Cumberland died at Tunbridge Wells 7 May 1811, and was buried at Westminster Abbey 14 May, when an oration was pronounced after the service by his old friend Dean Vincent. It is reported in the ‘European Magazine,’ lix. 397. Two volumes of ‘posthumous dramatic works’ were printed in 1813 for the benefit of his daughter, Mrs. Jansen. A list of fifty-four pieces, with some inaccuracies, is given in the ‘Biographia Dramatica.’ Genest (viii. 394) reckons thirty-five regular plays, four operas, and a farce; besides adaptations of ‘Timon of Athens’ (Memoirs, i. 384), in 1771, and others.
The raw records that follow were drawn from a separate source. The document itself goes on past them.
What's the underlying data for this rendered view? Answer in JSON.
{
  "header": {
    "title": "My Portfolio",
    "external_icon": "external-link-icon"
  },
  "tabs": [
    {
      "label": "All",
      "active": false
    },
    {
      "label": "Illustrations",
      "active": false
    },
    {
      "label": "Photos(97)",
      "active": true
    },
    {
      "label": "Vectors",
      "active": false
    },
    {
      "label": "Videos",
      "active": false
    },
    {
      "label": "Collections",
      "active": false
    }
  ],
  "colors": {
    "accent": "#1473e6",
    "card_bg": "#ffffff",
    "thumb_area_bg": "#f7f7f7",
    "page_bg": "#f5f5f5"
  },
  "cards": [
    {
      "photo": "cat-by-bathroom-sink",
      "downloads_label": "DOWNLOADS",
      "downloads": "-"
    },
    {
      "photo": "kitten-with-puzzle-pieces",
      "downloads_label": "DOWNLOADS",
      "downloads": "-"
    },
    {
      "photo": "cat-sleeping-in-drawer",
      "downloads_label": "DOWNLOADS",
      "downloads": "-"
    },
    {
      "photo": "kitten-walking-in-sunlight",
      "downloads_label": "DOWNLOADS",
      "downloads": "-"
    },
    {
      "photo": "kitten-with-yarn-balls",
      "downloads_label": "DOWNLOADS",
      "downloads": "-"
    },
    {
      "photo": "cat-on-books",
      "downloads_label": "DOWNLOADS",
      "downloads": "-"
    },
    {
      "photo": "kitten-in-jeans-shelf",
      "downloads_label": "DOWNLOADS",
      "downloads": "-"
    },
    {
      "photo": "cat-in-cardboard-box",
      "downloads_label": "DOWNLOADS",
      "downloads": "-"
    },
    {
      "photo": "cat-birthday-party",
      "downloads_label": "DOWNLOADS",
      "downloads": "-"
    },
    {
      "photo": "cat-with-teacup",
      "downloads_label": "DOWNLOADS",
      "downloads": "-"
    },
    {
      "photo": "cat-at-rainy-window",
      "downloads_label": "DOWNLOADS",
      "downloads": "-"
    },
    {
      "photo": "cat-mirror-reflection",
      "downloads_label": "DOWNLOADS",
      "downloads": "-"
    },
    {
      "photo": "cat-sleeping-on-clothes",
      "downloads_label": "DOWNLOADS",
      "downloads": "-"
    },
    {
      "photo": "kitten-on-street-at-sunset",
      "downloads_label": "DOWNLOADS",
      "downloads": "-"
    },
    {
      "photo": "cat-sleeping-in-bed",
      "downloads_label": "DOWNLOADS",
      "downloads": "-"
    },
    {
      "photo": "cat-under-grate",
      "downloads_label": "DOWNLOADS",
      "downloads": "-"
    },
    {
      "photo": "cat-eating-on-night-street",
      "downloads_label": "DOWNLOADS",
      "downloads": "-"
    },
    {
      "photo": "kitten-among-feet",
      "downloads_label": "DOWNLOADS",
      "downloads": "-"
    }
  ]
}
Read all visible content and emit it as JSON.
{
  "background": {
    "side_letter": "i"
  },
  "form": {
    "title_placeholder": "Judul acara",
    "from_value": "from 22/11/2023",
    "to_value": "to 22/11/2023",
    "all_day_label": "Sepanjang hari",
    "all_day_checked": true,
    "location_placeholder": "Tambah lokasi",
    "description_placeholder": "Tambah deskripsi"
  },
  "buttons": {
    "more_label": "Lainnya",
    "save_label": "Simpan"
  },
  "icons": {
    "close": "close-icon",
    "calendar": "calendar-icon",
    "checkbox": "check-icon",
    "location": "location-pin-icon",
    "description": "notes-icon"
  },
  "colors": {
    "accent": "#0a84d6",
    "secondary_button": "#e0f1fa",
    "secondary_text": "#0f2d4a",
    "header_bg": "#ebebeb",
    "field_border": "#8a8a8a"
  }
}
Six of the later plays are printed in the fifth volume of Mrs. Inchbald's ‘Modern Theatre’ (1811). An engraving of a portrait by Clover is prefixed to his ‘Memoirs.’
[Memoirs of Richard Cumberland, written by himself, 2 vols. 1807 (a very loose book, dateless, inaccurate, but with interesting accounts of Bentley, Dodington, Lord G. Germaine, and other men of note); Critical Examination of the writings of R. Cumberland, by William Mudford, 2 vols. 1812 (an impudent piece of bookmaking, founded upon the last to such an extent that an injunction was procured for the suppression of many appropriated passages); Davies's Life of Garrick (1808), ii. 289–304; Garrick Correspondence, i. 380–2, 387, 425, 427, 551–2, ii. 126, 282–286; Notes and Queries, 5th ser. xi. 504.]